Ranking - 51 (67)
Teaching quality 82.4 5th
Student experience 78.9 7th
Research quality 29.4 88th
Ucas entry points 109 117th=
Graduate prospects 68.8 94th=
Firsts and 2:1s 77 70th=
Completion rate 78.8 107th
Student-staff ratio 16 59th=

Vital statistics











Applications/places 5,620/1,180
Applications/places ratio 4.8:1
Overall offer rate 88%


Places in accommodation 650
Catered costs £170 - £255
Accommodation contact


UK/EU fees £9,250 - £11,100
Fees (placement year) £1,200
Fees (overseas year) Tuiton fees
Fees (international) £13,650 - £13,950
Finance website
Graduate salaries £24,000

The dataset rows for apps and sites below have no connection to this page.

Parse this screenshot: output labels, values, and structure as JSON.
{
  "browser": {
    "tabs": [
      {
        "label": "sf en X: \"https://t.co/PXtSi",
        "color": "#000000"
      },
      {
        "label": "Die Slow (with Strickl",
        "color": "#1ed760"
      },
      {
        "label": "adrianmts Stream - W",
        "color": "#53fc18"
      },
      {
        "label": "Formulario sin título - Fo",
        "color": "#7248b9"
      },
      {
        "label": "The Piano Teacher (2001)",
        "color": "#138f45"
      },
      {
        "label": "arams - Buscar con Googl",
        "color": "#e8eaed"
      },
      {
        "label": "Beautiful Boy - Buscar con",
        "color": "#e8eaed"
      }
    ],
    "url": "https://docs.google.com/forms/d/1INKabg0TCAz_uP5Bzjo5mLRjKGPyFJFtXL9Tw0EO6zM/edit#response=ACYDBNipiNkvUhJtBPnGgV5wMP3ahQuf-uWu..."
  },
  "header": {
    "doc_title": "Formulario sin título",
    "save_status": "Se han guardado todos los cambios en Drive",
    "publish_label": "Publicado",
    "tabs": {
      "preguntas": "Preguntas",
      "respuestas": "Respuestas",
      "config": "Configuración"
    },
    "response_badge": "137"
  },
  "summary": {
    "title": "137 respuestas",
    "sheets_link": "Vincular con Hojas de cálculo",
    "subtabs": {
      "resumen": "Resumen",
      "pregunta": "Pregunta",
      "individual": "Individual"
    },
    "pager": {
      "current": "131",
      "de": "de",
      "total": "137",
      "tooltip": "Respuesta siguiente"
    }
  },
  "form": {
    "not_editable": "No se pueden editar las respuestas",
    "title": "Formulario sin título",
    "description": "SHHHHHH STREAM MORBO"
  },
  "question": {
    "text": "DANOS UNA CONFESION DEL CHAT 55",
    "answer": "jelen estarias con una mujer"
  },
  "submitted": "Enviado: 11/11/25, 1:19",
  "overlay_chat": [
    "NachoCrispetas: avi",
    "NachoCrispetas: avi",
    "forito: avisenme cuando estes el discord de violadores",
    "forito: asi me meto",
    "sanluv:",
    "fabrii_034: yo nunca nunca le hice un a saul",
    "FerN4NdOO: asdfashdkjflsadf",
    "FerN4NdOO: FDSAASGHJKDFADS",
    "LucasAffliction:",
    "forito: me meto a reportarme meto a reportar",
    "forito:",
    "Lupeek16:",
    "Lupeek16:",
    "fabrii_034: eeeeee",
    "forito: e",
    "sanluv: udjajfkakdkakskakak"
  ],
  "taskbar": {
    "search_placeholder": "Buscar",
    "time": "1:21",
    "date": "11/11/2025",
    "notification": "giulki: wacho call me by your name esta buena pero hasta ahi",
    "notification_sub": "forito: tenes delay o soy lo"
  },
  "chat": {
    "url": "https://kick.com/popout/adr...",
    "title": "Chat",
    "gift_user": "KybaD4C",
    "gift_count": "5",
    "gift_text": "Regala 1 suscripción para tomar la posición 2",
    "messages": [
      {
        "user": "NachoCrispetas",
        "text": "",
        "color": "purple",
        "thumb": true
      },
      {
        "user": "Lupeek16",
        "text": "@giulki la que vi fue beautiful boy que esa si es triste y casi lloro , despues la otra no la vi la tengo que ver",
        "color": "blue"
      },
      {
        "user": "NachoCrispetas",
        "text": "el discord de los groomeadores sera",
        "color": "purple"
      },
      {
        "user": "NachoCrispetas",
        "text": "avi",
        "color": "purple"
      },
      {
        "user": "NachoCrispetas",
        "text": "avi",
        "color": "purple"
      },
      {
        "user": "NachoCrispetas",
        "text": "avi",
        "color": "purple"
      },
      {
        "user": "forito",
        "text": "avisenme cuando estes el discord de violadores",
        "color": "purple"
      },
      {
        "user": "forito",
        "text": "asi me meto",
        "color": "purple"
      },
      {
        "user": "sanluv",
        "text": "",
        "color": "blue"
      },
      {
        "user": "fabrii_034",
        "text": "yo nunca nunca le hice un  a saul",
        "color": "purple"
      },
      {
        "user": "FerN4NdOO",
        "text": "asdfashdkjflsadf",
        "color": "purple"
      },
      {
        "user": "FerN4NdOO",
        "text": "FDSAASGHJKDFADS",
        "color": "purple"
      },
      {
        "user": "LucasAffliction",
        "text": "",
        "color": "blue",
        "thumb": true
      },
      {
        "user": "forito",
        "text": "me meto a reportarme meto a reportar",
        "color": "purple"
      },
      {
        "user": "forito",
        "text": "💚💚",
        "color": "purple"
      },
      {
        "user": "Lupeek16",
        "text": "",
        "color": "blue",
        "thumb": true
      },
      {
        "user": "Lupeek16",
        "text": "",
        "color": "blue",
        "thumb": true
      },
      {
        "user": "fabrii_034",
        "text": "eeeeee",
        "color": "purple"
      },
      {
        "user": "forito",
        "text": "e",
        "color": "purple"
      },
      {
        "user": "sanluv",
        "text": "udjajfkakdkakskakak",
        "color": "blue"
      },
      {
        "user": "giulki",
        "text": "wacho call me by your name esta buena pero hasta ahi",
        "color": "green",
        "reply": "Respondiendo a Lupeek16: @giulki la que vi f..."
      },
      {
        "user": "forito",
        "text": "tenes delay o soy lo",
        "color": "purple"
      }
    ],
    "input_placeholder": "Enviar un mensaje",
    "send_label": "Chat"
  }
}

Sport points/rank 655, 53rd
Sport website

Social inclusion and student mix

Social Inclusion Ranking 62
State schools (non-grammar) admissions 92.9%
Grammar school admissions 2.8%
Independent school admissions 4.3%
Ethnic minority students (all) 32.7%
Black achievement gap -15.5%
White working class males 6.4%
First generation students 45.6%
Low participation areas 5.4%
Working class dropout gap -4%
Mature 26.6%
EU students 3.8%
Other overseas students 11.7%

Student satisfaction with teaching quality

Education 91.4%
History 89%
Theology and religious studies 88.1%
Subjects allied to medicine 87.7%
Sports science 85.3%
Food science 83.4%
Creative writing 81.6%
Law 76.6%
English 75.5%
Psychology 74.9%
Business, management and marketing 74.8%
Drama, dance and cinematics 72.4%
Criminology 62.1%